SUM'MER, noun With us, the season of the year comprehended in the months June, July and August; during which time, the sun being north of the equator, shines more directly upon this part of the earth, which, together with the increased length of the days, renders this the hottest period of the year. In latitudes south of the equator, just the opposite takes place, or it is summer there when it is winter here.

The entire year is also sometimes divided into summer and winter, the former signifying the warmer and the latter the colder part of the year.

SUM'MER, verb intransitive To pass the summer or warm season.

The fowls shall summer upon them. Isaiah 18:6.

SUM'MER, verb transitive To keep warm. [Little Used.]
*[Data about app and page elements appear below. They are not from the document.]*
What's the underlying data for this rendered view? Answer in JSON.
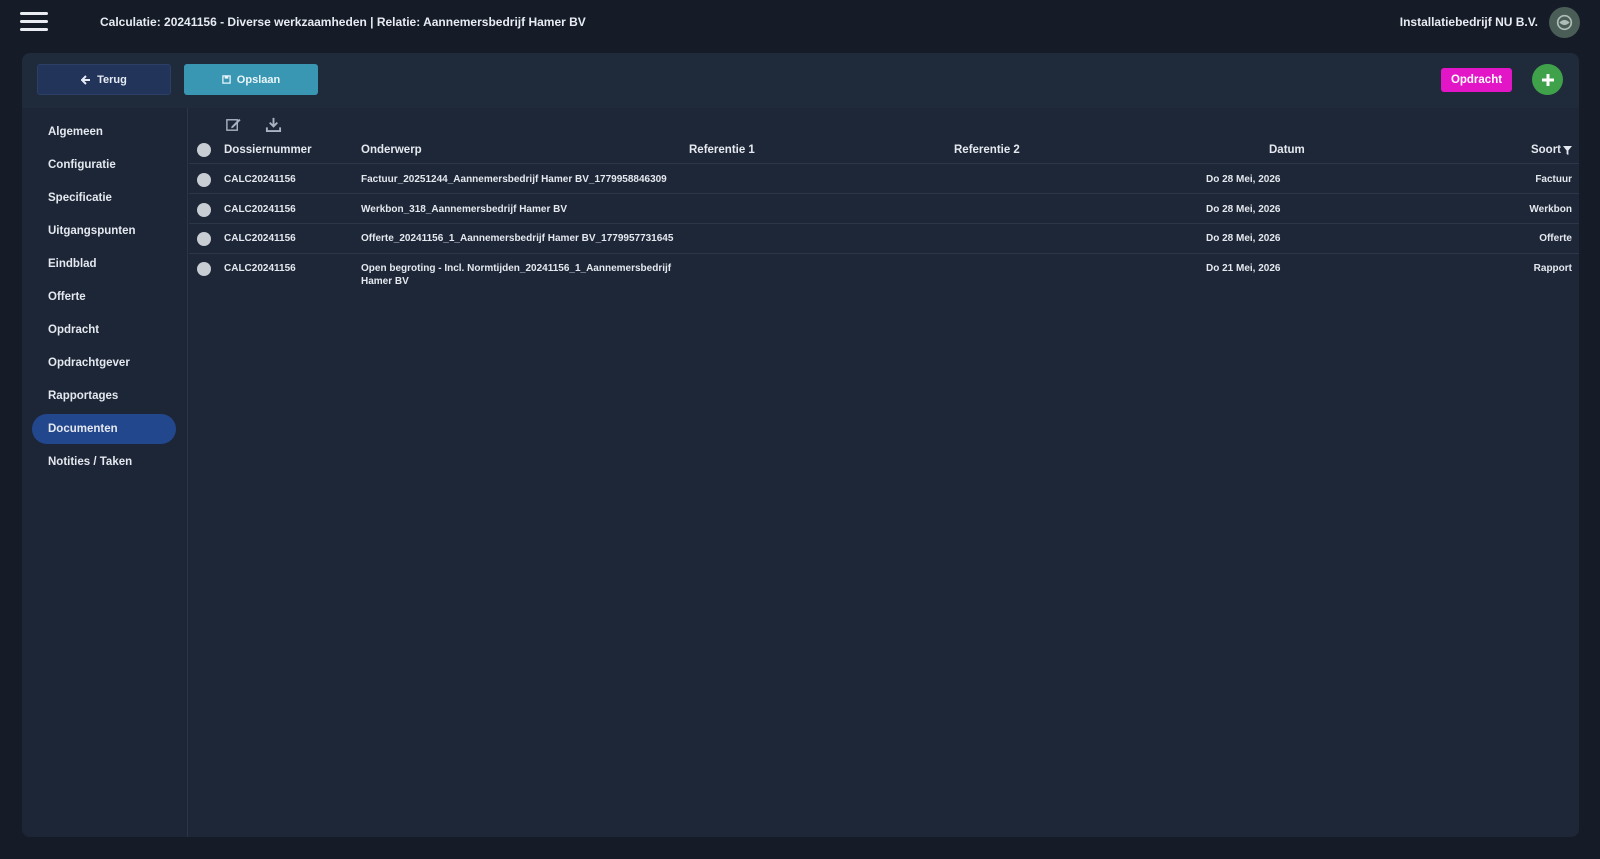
{
  "header": {
    "title": "Calculatie: 20241156 - Diverse werkzaamheden | Relatie: Aannemersbedrijf Hamer BV",
    "company": "Installatiebedrijf NU B.V."
  },
  "toolbar": {
    "back_label": "Terug",
    "save_label": "Opslaan",
    "opdracht_label": "Opdracht"
  },
  "sidebar": {
    "items": [
      {
        "label": "Algemeen"
      },
      {
        "label": "Configuratie"
      },
      {
        "label": "Specificatie"
      },
      {
        "label": "Uitgangspunten"
      },
      {
        "label": "Eindblad"
      },
      {
        "label": "Offerte"
      },
      {
        "label": "Opdracht"
      },
      {
        "label": "Opdrachtgever"
      },
      {
        "label": "Rapportages"
      },
      {
        "label": "Documenten",
        "active": true
      },
      {
        "label": "Notities / Taken"
      }
    ]
  },
  "table": {
    "columns": {
      "dossiernummer": "Dossiernummer",
      "onderwerp": "Onderwerp",
      "referentie1": "Referentie 1",
      "referentie2": "Referentie 2",
      "datum": "Datum",
      "soort": "Soort"
    },
    "rows": [
      {
        "dossiernummer": "CALC20241156",
        "onderwerp": "Factuur_20251244_Aannemersbedrijf Hamer BV_1779958846309",
        "referentie1": "",
        "referentie2": "",
        "datum": "Do 28 Mei, 2026",
        "soort": "Factuur"
      },
      {
        "dossiernummer": "CALC20241156",
        "onderwerp": "Werkbon_318_Aannemersbedrijf Hamer BV",
        "referentie1": "",
        "referentie2": "",
        "datum": "Do 28 Mei, 2026",
        "soort": "Werkbon"
      },
      {
        "dossiernummer": "CALC20241156",
        "onderwerp": "Offerte_20241156_1_Aannemersbedrijf Hamer BV_1779957731645",
        "referentie1": "",
        "referentie2": "",
        "datum": "Do 28 Mei, 2026",
        "soort": "Offerte"
      },
      {
        "dossiernummer": "CALC20241156",
        "onderwerp": "Open begroting - Incl. Normtijden_20241156_1_Aannemersbedrijf Hamer BV",
        "referentie1": "",
        "referentie2": "",
        "datum": "Do 21 Mei, 2026",
        "soort": "Rapport"
      }
    ]
  },
  "icons": {
    "menu": "hamburger-icon",
    "avatar": "avatar-icon",
    "back": "arrow-left-icon",
    "save": "save-icon",
    "add": "plus-icon",
    "edit": "edit-icon",
    "download": "download-icon",
    "filter": "filter-icon"
  },
  "colors": {
    "background": "#151c28",
    "panel": "#1d2636",
    "save": "#3a97b3",
    "back": "#22345a",
    "opdracht": "#e316c7",
    "add": "#3fa24b",
    "active_nav": "#23478d"
  }
}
SUM'MER, noun

1. A large stone, the first that is laid over columns and pilasters, beginning to make a cross vault; or a stone laid over a column, and hollowed to receive the first haunce of a platband.

2. A large timber supported on two stone piers or posts, serving as a lintel to a door or window, etc.

3. A large timber or beam laid as a central floor timber, inserted into the girders, and receiving the ends of the joists and supporting them. This timber is seen in old buildings in America and in France. In America, it is wholly laid aside. It is called in England summer-tree.